The differences between the Megane Coupe and the five-door Hatch don't end with the bodywork. The coupe rides 43mm lower with 12mm of that total accounted for by its lowered suspension. The ride is noticeably firmer than the five-door car but still far from uncomfortable on a well-surfaced road. Indeed, the Megane must be one of the smoothest-riding small coupes out there. Refinement is another strong point of the package with road and wind noise well-suppressed and the engines proving far from intrusive at cruising speeds. All this talk of comfort and refinement probably won't have your pulse racing but the Megane Coupe can entertain too.

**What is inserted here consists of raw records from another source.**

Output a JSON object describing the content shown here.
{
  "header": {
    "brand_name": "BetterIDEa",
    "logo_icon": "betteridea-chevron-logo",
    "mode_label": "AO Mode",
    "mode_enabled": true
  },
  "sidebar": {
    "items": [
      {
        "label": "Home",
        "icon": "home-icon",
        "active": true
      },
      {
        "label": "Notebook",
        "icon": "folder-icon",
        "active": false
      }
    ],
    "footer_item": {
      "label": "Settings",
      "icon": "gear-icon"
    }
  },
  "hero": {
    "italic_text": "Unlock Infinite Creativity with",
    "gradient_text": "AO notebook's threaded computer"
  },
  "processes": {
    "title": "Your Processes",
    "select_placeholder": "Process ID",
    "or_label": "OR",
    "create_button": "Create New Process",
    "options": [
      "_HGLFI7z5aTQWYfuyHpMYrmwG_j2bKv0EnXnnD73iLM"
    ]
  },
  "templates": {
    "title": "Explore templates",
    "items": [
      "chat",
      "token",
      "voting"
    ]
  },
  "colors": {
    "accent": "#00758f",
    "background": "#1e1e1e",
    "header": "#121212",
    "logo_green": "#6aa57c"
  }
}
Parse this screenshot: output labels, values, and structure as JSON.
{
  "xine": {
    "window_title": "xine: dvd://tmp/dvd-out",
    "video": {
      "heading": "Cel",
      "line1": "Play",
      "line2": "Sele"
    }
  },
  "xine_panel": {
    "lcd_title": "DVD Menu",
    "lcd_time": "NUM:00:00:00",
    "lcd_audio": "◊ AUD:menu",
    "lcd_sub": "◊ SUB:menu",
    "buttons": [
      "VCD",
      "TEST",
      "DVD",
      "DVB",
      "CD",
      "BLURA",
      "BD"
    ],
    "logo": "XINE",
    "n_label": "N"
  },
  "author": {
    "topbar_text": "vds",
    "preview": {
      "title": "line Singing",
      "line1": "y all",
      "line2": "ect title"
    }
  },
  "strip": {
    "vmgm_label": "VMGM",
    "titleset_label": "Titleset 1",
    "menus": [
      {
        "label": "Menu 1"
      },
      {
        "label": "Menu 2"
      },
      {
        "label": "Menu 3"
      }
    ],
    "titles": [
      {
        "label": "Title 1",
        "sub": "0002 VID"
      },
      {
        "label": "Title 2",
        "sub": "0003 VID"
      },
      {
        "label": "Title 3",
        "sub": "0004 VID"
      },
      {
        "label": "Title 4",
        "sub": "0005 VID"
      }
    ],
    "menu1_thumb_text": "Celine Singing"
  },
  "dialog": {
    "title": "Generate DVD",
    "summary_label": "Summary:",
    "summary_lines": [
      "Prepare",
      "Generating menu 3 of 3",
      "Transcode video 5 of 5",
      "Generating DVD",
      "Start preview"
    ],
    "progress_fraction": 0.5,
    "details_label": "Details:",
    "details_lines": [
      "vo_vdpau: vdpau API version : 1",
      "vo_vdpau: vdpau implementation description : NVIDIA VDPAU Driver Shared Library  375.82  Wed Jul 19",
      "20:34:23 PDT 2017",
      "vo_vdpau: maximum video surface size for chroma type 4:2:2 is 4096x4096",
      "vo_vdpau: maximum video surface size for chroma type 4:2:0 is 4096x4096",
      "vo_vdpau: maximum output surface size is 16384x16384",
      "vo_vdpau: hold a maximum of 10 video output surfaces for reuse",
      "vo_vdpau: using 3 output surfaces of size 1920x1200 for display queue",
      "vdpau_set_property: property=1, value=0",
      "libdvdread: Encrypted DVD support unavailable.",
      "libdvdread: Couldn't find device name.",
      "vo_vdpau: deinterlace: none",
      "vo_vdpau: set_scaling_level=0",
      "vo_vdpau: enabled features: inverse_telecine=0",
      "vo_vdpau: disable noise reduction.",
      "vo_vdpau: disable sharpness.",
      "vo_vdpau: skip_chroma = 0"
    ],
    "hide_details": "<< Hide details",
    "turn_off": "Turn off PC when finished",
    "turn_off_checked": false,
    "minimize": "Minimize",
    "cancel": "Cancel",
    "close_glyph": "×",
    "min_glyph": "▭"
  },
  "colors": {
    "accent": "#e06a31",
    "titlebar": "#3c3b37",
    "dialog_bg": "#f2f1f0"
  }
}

How much excitement you get will depend largely on your choice of engines. The 1.5-litre dCi diesels and the 1.6-litre petrol are adequate but offer little by way of brute force. Much better for buyers wanting a Coupe that lives up to its name are the 130bhp and 160bhp diesels or the 178bhp 2.0-litre turbocharged petrol. There's even the fiery 250bhp Renaultsport model at the top of the range. Body roll is well contained helped by the car's wide stance and there's a nimbleness to the handling even in the cheaper versions.
If you can't stretch to the potent Renaultsport version, the 178bhp 2.0-litre TCe engine is well worth considering. It's an advanced powerplant with a twin scroll turbocharger helping it pull hard from just over 1,000rpm without a trace of turbo lag. Peak power arrives at 5,500rpm but so does rather a lot of engine noise. It's far better to ride the low end torque which is measured at a hefty 300Nm at 2,250rpm and change up early with the slick long-throw gearbox. The dCi 130 engine produces the same amount of torque but at just 1,750rpm. Its delivery isn't as silky but it can creep under the 9.5s barrier for the 0-60mph test. The TCe 180 unit does the sprint in 7.8s.
The Renault Megane Coupe is one of those cars that is delicately and discreetly judged. It looks good, it drives well and the addition of the Renaultsport versions acts as a magnet for those who want to corner on the doorhandles. Here though, we've been focusing on more affordable and sensible Coupe models, cars that tend to have attracted a far more sensible crowd when they were first owned and models which therefore, make a very good bet as an affordable, yet sporty secondhand proposition. Certainly a better one that you might at first think. Find one with modest mileage that's been looked after well and it should serve you well.